My brief overview of the chapters gives a sense of the impressive scope of Wurst's analysis. While there are times when the precise relation among the pieces of the puzzle is not completely clear, the reader is more than compensated for this minor shortcoming by the quality of the individual analyses and the basic conceptual framework that informs them. Moreover, for scholars working on topics related to consumer culture, Fabricating Pleasure also raises a series of questions that point to key areas for additional inquiry. Most fundamentally: what is the precise status of literature, and of print culture more generally, in the consumer culture of the period? Whereas Daniel Purdy presented reading the fashion journal as a kind of anticipatory, "virtual" consumption that preceded the more developed consumer culture of the nineteenth century, Wurst tends to view reading as one form of consumption among many, simultaneous with and inextricable from the purchase of actual goods and services in the period. Related to this question is that of Germany's uniqueness vis-à-vis more commercially advanced countries such as England (or France). Finally, the study raises the question of just how materialist material culture studies is or should be. Taking her cue, it would seem, from Colin Campbell's The Romantic Ethic and the Spirit of Modern Consumerism (1983), Wurst emphasizes the change in mentalities that enabled the rise of cultural consumerism in the period. But this change in mentalities could itself be linked to changes in technology, as some media theorists would argue, or to the consequences of social phenomena such as the spread of the market.
In sum, Wurst's analysis deepens our understanding of consumer culture in late-eighteenth- and early-nineteenth-century Germany; it sheds new light on the role of entertainment and pleasure in the construction of class and gender identities; and it generates reflection on a host of topics that have great relevance for future research. It is a book that makes an important contribution to the field and will prove valuable to wide range of scholars from a variety of disciplines.
. Daniel Purdy, The Tyranny of Elegance: Consumer Cosmopolitanism in the Era of Goethe (Baltimore: Johns Hopkins University Press, 1998), p. ix.
If there is additional discussion of this review, you may access it through the network, at: https://networks.h-net.org/h-german.
Matthew Erlin.
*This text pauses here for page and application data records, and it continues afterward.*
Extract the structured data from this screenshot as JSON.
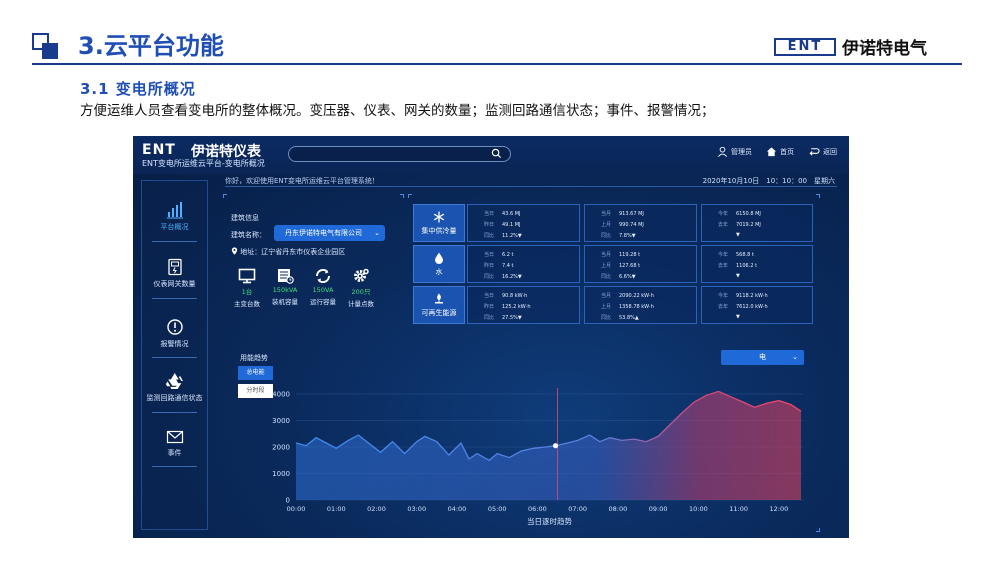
{
  "slide": {
    "title": "3.云平台功能",
    "brand_logo": "ENT",
    "brand_name": "伊诺特电气",
    "subtitle": "3.1 变电所概况",
    "description": "方便运维人员查看变电所的整体概况。变压器、仪表、网关的数量；监测回路通信状态；事件、报警情况；"
  },
  "app": {
    "logo": "ENT",
    "name": "伊诺特仪表",
    "subtitle": "ENT变电所运维云平台-变电所概况",
    "search_placeholder": "",
    "actions": [
      {
        "icon": "user-icon",
        "label": "管理员"
      },
      {
        "icon": "home-icon",
        "label": "首页"
      },
      {
        "icon": "return-icon",
        "label": "返回"
      }
    ],
    "welcome": "你好，欢迎使用ENT变电所运维云平台管理系统！",
    "datetime": "2020年10月10日　10：10：00　星期六"
  },
  "sidebar": {
    "items": [
      {
        "label": "平台概况",
        "icon": "bar-chart-icon",
        "active": true
      },
      {
        "label": "仪表网关数量",
        "icon": "meter-icon",
        "active": false
      },
      {
        "label": "报警情况",
        "icon": "alert-icon",
        "active": false
      },
      {
        "label": "监测回路通信状态",
        "icon": "recycle-icon",
        "active": false
      },
      {
        "label": "事件",
        "icon": "mail-icon",
        "active": false
      }
    ]
  },
  "building": {
    "heading": "建筑信息",
    "name_label": "建筑名称：",
    "name_value": "丹东伊诺特电气有限公司",
    "address": "地址：辽宁省丹东市仪表企业园区",
    "stats": [
      {
        "icon": "monitor-icon",
        "value": "1台",
        "label": "主变台数"
      },
      {
        "icon": "building-icon",
        "value": "150kVA",
        "label": "装机容量"
      },
      {
        "icon": "refresh-icon",
        "value": "150VA",
        "label": "运行容量"
      },
      {
        "icon": "gear-icon",
        "value": "200只",
        "label": "计量点数"
      }
    ]
  },
  "energy": [
    {
      "category": "集中供冷量",
      "icon": "snowflake-icon",
      "boxes": [
        [
          {
            "k": "当日",
            "v": "43.6 MJ"
          },
          {
            "k": "昨日",
            "v": "49.1 MJ"
          },
          {
            "k": "同比",
            "v": "11.2%▼",
            "dir": "up"
          }
        ],
        [
          {
            "k": "当月",
            "v": "913.67 MJ"
          },
          {
            "k": "上月",
            "v": "990.74 MJ"
          },
          {
            "k": "同比",
            "v": "7.8%▼",
            "dir": "up"
          }
        ],
        [
          {
            "k": "今年",
            "v": "6150.8 MJ"
          },
          {
            "k": "去年",
            "v": "7019.2 MJ"
          },
          {
            "k": "",
            "v": "▼",
            "dir": "up"
          }
        ]
      ]
    },
    {
      "category": "水",
      "icon": "water-drop-icon",
      "boxes": [
        [
          {
            "k": "当日",
            "v": "6.2 t"
          },
          {
            "k": "昨日",
            "v": "7.4 t"
          },
          {
            "k": "同比",
            "v": "16.2%▼",
            "dir": "up"
          }
        ],
        [
          {
            "k": "当月",
            "v": "119.28 t"
          },
          {
            "k": "上月",
            "v": "127.68 t"
          },
          {
            "k": "同比",
            "v": "6.6%▼",
            "dir": "up"
          }
        ],
        [
          {
            "k": "今年",
            "v": "568.8 t"
          },
          {
            "k": "去年",
            "v": "1106.2 t"
          },
          {
            "k": "",
            "v": "▼",
            "dir": "up"
          }
        ]
      ]
    },
    {
      "category": "可再生能源",
      "icon": "renewable-icon",
      "boxes": [
        [
          {
            "k": "当日",
            "v": "90.8 kW·h"
          },
          {
            "k": "昨日",
            "v": "125.2 kW·h"
          },
          {
            "k": "同比",
            "v": "27.5%▼",
            "dir": "up"
          }
        ],
        [
          {
            "k": "当月",
            "v": "2090.22 kW·h"
          },
          {
            "k": "上月",
            "v": "1358.78 kW·h"
          },
          {
            "k": "同比",
            "v": "53.8%▲",
            "dir": "down"
          }
        ],
        [
          {
            "k": "今年",
            "v": "9118.2 kW·h"
          },
          {
            "k": "去年",
            "v": "7612.0 kW·h"
          },
          {
            "k": "",
            "v": "▼",
            "dir": "up"
          }
        ]
      ]
    }
  ],
  "trend": {
    "title": "用能趋势",
    "btn_total": "总电能",
    "btn_period": "分时段",
    "selector": "电",
    "xlabel": "当日逐时趋势"
  },
  "chart_data": {
    "type": "area",
    "xlabel": "当日逐时趋势",
    "x_ticks": [
      "00:00",
      "01:00",
      "02:00",
      "03:00",
      "04:00",
      "05:00",
      "06:00",
      "07:00",
      "08:00",
      "09:00",
      "10:00",
      "11:00",
      "12:00"
    ],
    "y_ticks": [
      0,
      1000,
      2000,
      3000,
      4000
    ],
    "ylim": [
      0,
      4000
    ],
    "xlim": [
      0,
      12.6
    ],
    "x": [
      0,
      0.25,
      0.5,
      0.75,
      1.0,
      1.3,
      1.55,
      1.8,
      2.1,
      2.4,
      2.7,
      3.0,
      3.2,
      3.5,
      3.8,
      4.1,
      4.3,
      4.5,
      4.8,
      5.0,
      5.3,
      5.6,
      5.9,
      6.2,
      6.45,
      6.75,
      7.0,
      7.3,
      7.55,
      7.8,
      8.1,
      8.4,
      8.7,
      9.0,
      9.3,
      9.6,
      9.9,
      10.2,
      10.5,
      10.8,
      11.1,
      11.4,
      11.7,
      12.0,
      12.3,
      12.55
    ],
    "values": [
      2150,
      2050,
      2350,
      2150,
      1950,
      2250,
      2450,
      2150,
      1800,
      2200,
      1750,
      2200,
      2400,
      2200,
      1700,
      2150,
      1550,
      1750,
      1500,
      1750,
      1600,
      1850,
      1950,
      2000,
      2050,
      2150,
      2250,
      2450,
      2200,
      2350,
      2250,
      2300,
      2200,
      2400,
      2850,
      3300,
      3700,
      3950,
      4100,
      3900,
      3700,
      3500,
      3650,
      3750,
      3600,
      3350
    ],
    "marker_x": 6.45,
    "marker_line_x": 6.5
  }
}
Review of Wurst, Karin, Fabricating Pleasure: Fashion, Entertainment, and Cultural Consumption in Germany, 1780-1830.
H-German, H-Net Reviews.
Copyright © 2006 by H-Net, all rights reserved. H-Net permits the redistribution and reprinting of this work for nonprofit, educational purposes, with full and accurate attribution to the author, web location, date of publication, originating list, and H-Net: Humanities & Social Sciences Online. For any other proposed use, contact the Reviews editorial staff at firstname.lastname@example.org.